Task inputs -
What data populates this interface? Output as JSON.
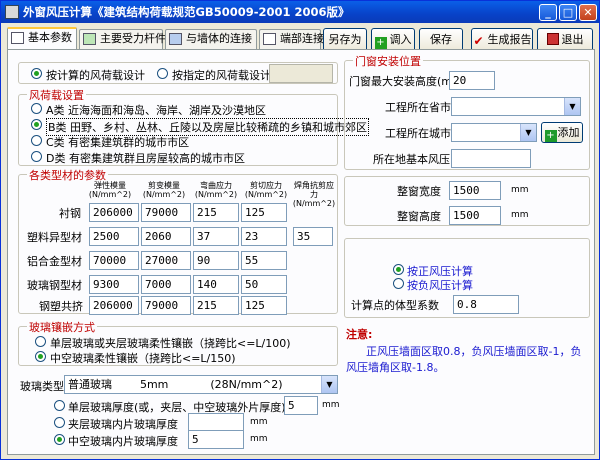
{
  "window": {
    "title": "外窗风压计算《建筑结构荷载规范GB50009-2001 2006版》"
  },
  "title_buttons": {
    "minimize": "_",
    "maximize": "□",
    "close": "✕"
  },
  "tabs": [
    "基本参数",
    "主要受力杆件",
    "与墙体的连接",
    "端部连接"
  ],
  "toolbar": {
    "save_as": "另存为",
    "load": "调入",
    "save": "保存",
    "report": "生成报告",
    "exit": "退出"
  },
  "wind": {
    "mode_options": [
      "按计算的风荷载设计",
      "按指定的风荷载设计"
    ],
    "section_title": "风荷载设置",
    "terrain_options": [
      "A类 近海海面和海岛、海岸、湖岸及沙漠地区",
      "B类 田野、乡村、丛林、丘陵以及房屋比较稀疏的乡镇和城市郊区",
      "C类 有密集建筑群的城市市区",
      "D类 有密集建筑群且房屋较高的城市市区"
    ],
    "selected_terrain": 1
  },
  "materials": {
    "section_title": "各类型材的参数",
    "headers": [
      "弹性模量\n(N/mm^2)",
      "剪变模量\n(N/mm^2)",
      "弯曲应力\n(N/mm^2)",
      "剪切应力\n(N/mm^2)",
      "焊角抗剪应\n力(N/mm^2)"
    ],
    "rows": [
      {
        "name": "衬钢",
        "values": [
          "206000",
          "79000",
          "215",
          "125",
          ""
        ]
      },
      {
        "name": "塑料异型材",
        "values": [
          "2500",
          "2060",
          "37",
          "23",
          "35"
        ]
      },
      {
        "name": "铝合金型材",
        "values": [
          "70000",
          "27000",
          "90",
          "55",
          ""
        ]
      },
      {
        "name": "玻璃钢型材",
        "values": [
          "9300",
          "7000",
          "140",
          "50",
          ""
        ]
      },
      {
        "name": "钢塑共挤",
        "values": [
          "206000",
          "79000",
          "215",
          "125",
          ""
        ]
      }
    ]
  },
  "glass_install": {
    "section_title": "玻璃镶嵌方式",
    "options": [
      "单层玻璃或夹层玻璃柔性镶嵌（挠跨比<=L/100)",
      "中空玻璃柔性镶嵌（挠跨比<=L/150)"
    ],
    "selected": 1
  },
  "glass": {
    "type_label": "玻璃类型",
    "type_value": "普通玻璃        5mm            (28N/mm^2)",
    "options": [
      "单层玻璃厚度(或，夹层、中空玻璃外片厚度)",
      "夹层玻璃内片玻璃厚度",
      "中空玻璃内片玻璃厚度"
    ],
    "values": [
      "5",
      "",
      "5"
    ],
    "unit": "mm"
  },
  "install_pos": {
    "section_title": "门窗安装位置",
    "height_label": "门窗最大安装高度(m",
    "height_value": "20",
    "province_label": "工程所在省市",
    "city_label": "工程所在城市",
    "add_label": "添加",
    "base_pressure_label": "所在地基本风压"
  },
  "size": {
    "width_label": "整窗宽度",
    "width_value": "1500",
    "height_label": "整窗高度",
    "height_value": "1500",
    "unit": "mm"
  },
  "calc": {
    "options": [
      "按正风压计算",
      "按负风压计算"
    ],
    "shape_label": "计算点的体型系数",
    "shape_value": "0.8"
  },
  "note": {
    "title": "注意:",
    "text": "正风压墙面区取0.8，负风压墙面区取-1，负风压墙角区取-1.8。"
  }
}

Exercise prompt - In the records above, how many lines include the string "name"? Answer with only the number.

Worked solution - 5